• · One of Australia's largest transport companies, Lindsay Australia, moved from New South Wales (NSW) to Queensland two years ago. Director, Tom Lindsay, says the company will never return, describing NSW as a "Gestapo state". By moving, he says the company has reduced the cost of payroll tax, worker's compensation premiums and vehicle registration. The savings paid for the cost of the move within 12 months. Other key businesses have also left the state because of higher taxes and charges How tax drove a company north ; Freedom in the Market
• · · The New Yorker: Did AIPAC lobbyists and a Pentagon analyst pass secrets to Israel? Real Insiders ; Ari Sharp John Howard's ten worst ministers ; Yearning for Great Men without too much of Executive Power Presidential Powers
• · · · The Australian goods and services tax (GST) has been successful overall. Lachlan Wolfers, of accounting firm KPMG, said that GST revenues had been higher than predicted, administration presented few problems, and it had been widely accepted. It had not dealt with the problem of the black market, but it had brought many businesses within the tax net. However, there were several problems. The treatment of property, financial services and non-profit operations was very complex. The GST also created problems for foreign buyers of goods and services in Australia, Wolfers argued GST a 'stunning success'. ; Taxing but 'relatively painless' - the GST rakes it in ; Attempts by the Australian Taxation Office to tighten the rules covering political advocacy and lobbying have left non-profit organisations fearful they could lose their charity status and some tax exemptions Charities fear losing tax-free status
• · · · · Tory David Davis said Labour's legacy would be "surveillance from cradle to grave" ... We can see no benefits, huge cost and serious risks to civil liberties and privacy The Good the Bad and the Ugly; MPs narrowly back ID cards plan ; The Blair government competes with the US for the prize of world's most intellectually bankrupt Western ruling party: the costly, redundant new ID legislation Rebels halve Blair's majority in vote on ID cards ; Let’s hope that it gets mauled in committee and then dropped Ministers plan to sell your ID card details to raise cash
• · · · · · No one knows yet whether William Rehnquist plans to resign this week. But if he does, the stage will be set for the most contentious nomination battle since the Clarence Thomas hearings of 1991. That battle will in all likelihood provide Washington's primary political drama of the summer Court Gestures ; In his 1802 letter to the Danbury Baptist Association, then-President Thomas Jefferson made it clear that the intent of the founders was to maintain a "wall of separation between church and state." Reinforcing the Wall ; If life tenure is a good idea, then why has it been shunned by all of the world's other democracies?

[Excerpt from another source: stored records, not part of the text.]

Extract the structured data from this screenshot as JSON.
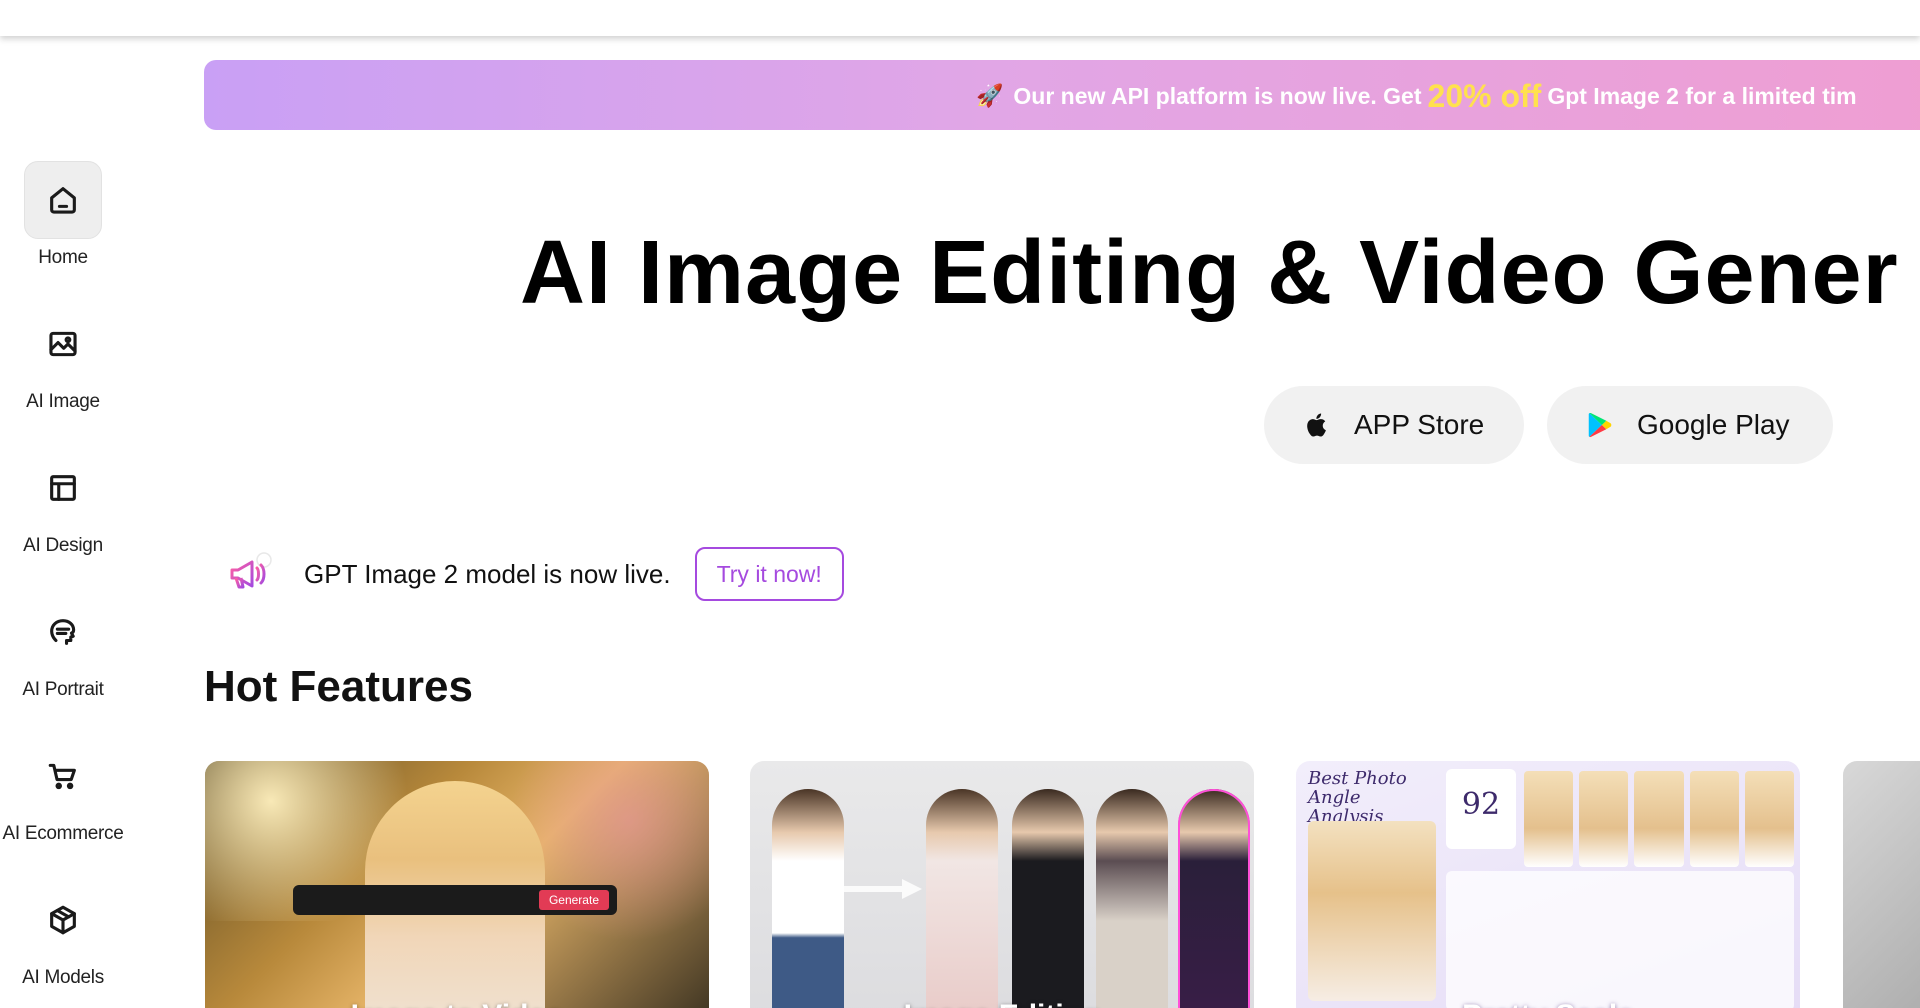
{
  "sidebar": {
    "items": [
      {
        "label": "Home",
        "icon": "home-icon",
        "active": true
      },
      {
        "label": "AI Image",
        "icon": "image-icon"
      },
      {
        "label": "AI Design",
        "icon": "layout-icon"
      },
      {
        "label": "AI Portrait",
        "icon": "face-profile-icon"
      },
      {
        "label": "AI Ecommerce",
        "icon": "cart-icon"
      },
      {
        "label": "AI Models",
        "icon": "cube-icon"
      }
    ]
  },
  "promo": {
    "prefix": "Our new API platform is now live. Get",
    "highlight": "20% off",
    "suffix": "Gpt Image 2 for a limited tim",
    "icon": "rocket-icon",
    "highlight_color": "#ffe14d"
  },
  "hero": {
    "title": "AI Image Editing & Video Gener"
  },
  "store": {
    "appstore_label": "APP Store",
    "googleplay_label": "Google Play"
  },
  "announcement": {
    "text": "GPT Image 2 model is now live.",
    "cta_label": "Try it now!",
    "icon": "megaphone-icon",
    "accent_color": "#a54adf"
  },
  "hot_features": {
    "title": "Hot Features",
    "cards": [
      {
        "title": "Image to Video",
        "generate_label": "Generate"
      },
      {
        "title": "Image Editing"
      },
      {
        "title": "Pretty Scale",
        "heading": "Best Photo Angle Analysis",
        "score": "92"
      },
      {
        "title": ""
      }
    ]
  }
}
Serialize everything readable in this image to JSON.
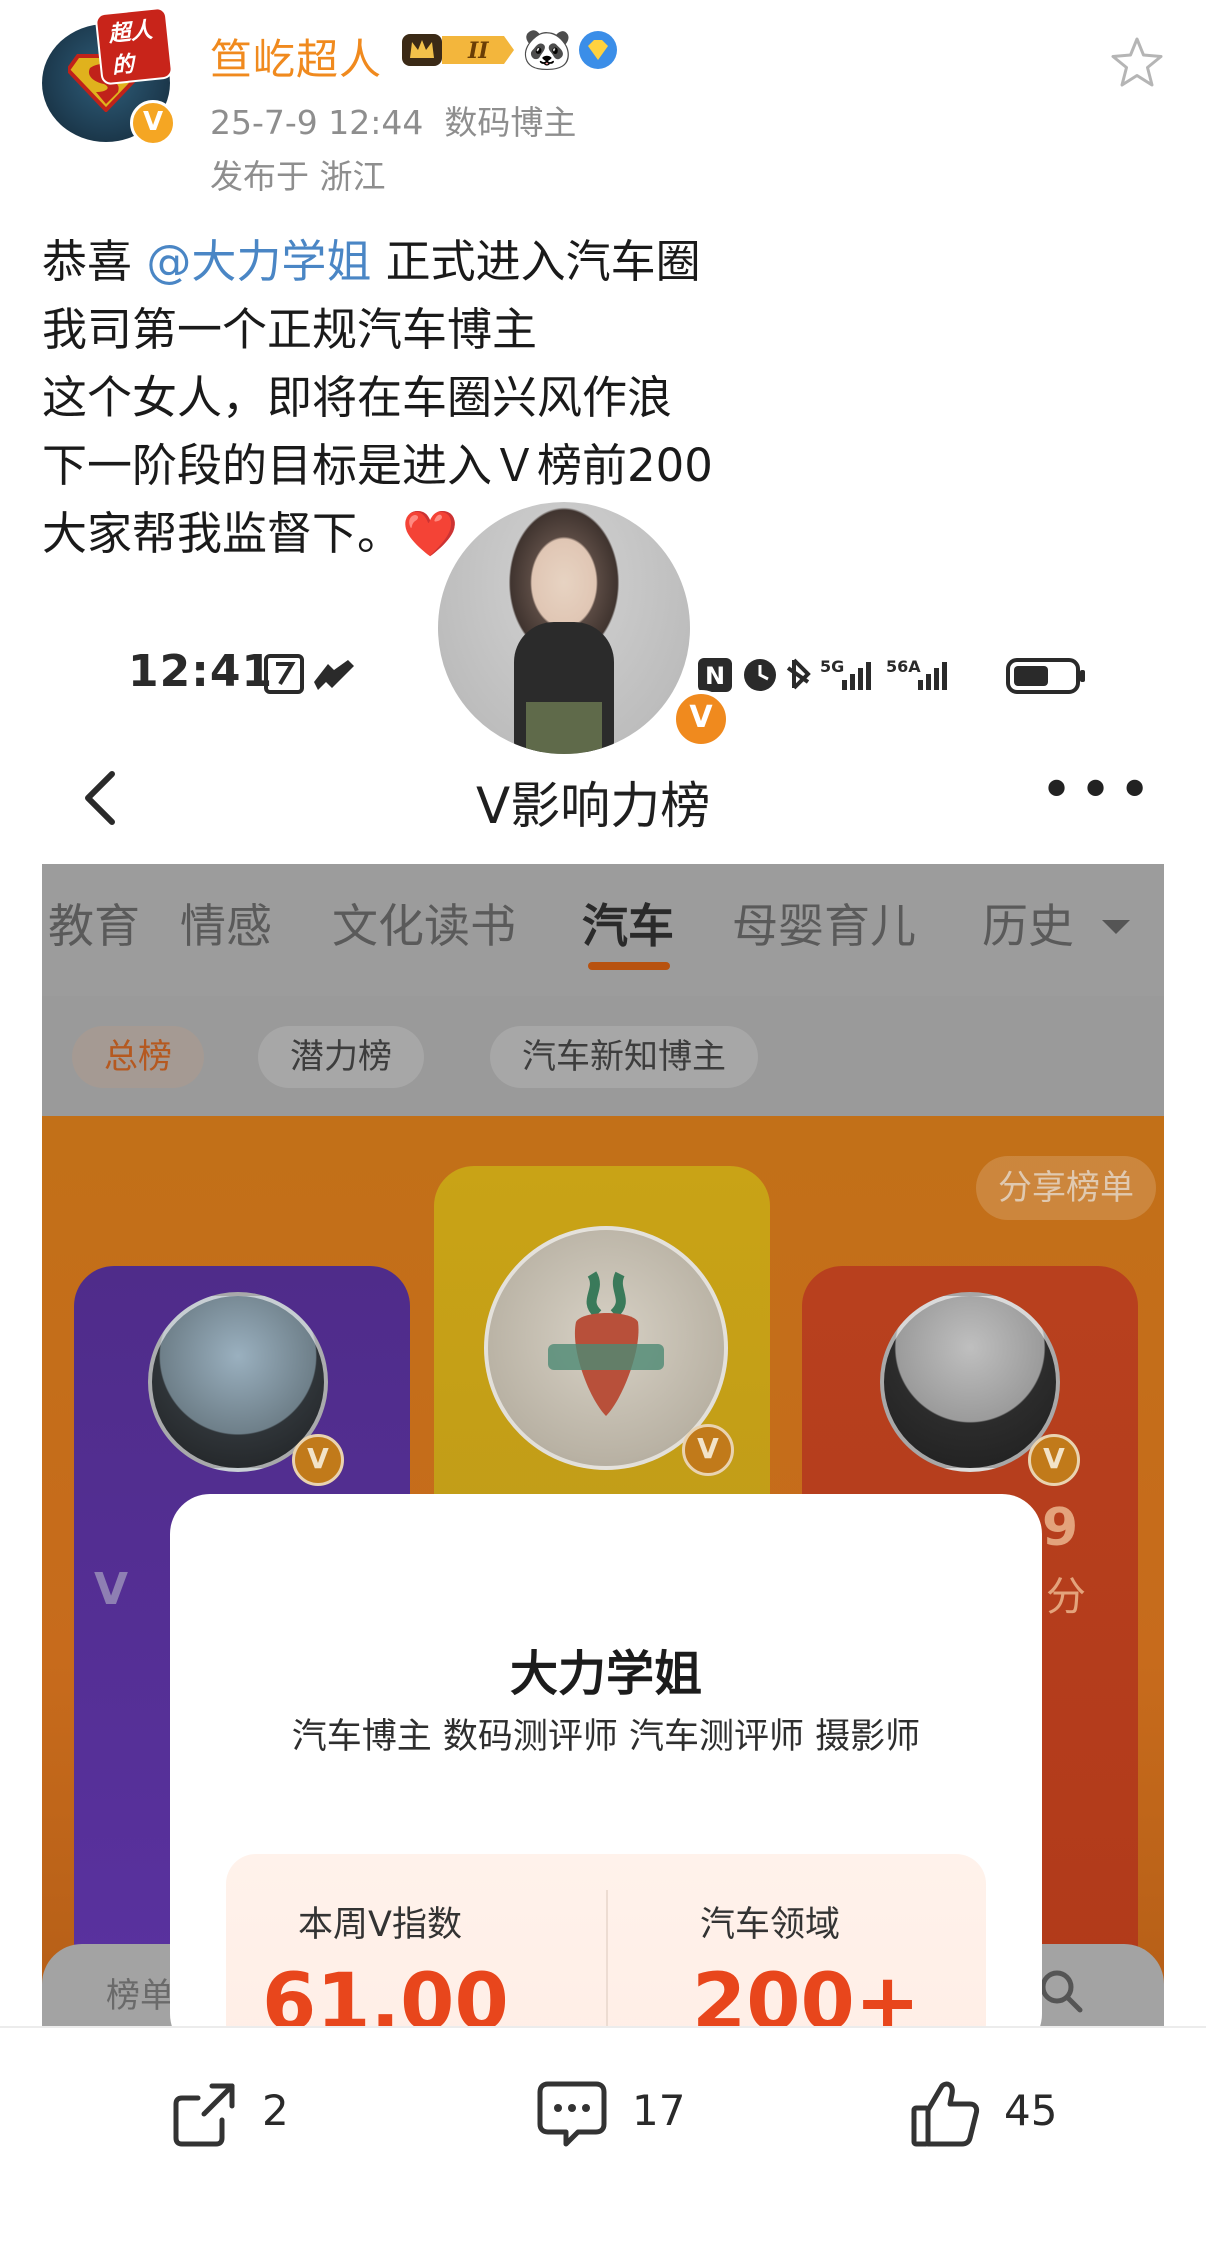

Life Tenure Is Too Long For Supreme Court Justices ; Is it possible to square judicial review with democracy? Just where do judges derive the democratic credentials to overturn laws enacted by elected officials? The ideal of self-government constrained by law ; Rehnquist in the minority on a number of big rulings A season of dissent for the chief justice